A remake or revival should do its best to achieve two things with its media. First, it should try to keep elements that make the original media memorable and artistic. Hypothetically, if one were to make a “SpongeBob SquarePants” revival after the show was over, it should feature Spongebob and the character traits that define him. If it did not feature Spongebob and/or what makes his character memorable and likable, it would feel like an entirely different show.
The “DuckTales (2017)” revival makes sure that many of their characters and themes are intact. Scrooge McDuck, the lead character of “DuckTales,” acts exactly like how he is portrayed in the original. The revival also keeps its core themes intact, making sure the product feels like how the original did emotionally and tonally.
“Lion King (2019),” a remake of the well-renowned “Lion King,” is a poor example of a remake.

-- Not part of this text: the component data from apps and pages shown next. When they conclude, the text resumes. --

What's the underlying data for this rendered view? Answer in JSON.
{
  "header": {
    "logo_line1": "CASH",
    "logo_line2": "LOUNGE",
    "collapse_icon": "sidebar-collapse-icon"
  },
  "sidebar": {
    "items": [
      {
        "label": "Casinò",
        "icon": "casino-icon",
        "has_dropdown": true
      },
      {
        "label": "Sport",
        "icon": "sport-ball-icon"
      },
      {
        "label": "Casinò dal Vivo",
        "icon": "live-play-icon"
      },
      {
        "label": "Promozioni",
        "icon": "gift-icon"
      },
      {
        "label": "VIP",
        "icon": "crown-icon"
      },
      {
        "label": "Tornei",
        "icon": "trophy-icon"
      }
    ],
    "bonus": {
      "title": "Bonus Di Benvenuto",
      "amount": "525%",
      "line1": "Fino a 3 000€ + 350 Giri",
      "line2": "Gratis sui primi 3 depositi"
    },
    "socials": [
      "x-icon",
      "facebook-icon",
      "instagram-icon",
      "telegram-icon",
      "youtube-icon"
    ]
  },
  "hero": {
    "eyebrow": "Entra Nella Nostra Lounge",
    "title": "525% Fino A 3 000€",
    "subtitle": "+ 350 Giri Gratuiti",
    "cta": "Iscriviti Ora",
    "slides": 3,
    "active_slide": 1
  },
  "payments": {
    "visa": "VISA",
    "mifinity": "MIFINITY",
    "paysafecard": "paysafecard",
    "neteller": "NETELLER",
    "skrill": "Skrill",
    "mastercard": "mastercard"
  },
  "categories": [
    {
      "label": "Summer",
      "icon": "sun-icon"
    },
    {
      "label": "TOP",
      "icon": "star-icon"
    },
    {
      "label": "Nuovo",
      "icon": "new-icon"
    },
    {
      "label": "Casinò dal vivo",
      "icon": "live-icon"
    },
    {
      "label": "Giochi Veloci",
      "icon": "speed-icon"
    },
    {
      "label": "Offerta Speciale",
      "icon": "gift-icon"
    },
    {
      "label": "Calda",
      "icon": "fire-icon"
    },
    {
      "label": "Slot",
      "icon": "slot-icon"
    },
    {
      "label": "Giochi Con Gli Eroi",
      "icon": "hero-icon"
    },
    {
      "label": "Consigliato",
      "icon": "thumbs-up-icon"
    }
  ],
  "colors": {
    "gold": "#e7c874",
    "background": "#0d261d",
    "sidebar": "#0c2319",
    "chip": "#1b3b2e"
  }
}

Some of the characters, like the villain, Scar, are different in tone and execution, and the movie simply cannot work under its own vision. The director, Jon Favreau, desired to make the animals in the film as realistic as possible, but that causes the revival to lack what made the original special. The original animation was designed to be as expressive and emotionally moving. To have the revival’s mantra be so counterintuitive to the original’s vision means that the revival lacks what makes the original so beloved.
The other rule that every remake or revival should follow is that there should be some aspects of the original changed and that those changes should fit the context of that revival. If one makes a movie almost identical to the original, the movie then feels like a carbon copy. It is not unique or artistic and feels like a retelling for profit.
Disney remakes once again fail here, as “Beauty and the Beast (2017)” almost feels indistinguishable from its animated original. The only way the movie is different is in its portrayal through live-action. No change in story or art comes from making it live-action, it was only done to give “reason” for the remake’s existence.
“DuckTales (2017)” does have an artistic reason to exist, however. In the show, the three siblings, Huey, Dewey, and Louie, are given completely different personalities from their original counterparts. This is a change that reasonably impacts the end product and thus gives the work meaning.
The siblings in the original did not have much difference in their personalities, and were basically the same character. The revival thought it would be better and more distinct if the characters had different personalities. Huey is smart, Dewey is tough, and Louie is sharp. The creators took aspects from the original and redesigned them to fit with the revival’s new iterations of the triplets.
This is what a perfect remake or revival should desire to do: find the perfect middle ground between rules one and two by keeping important characters and themes intact, while also changing up aspects to fit the context. “DuckTales (2017)” is a perfect revival, and if one were to follow the rules to creating a perfect remake or revival like it has, then it would be perfect.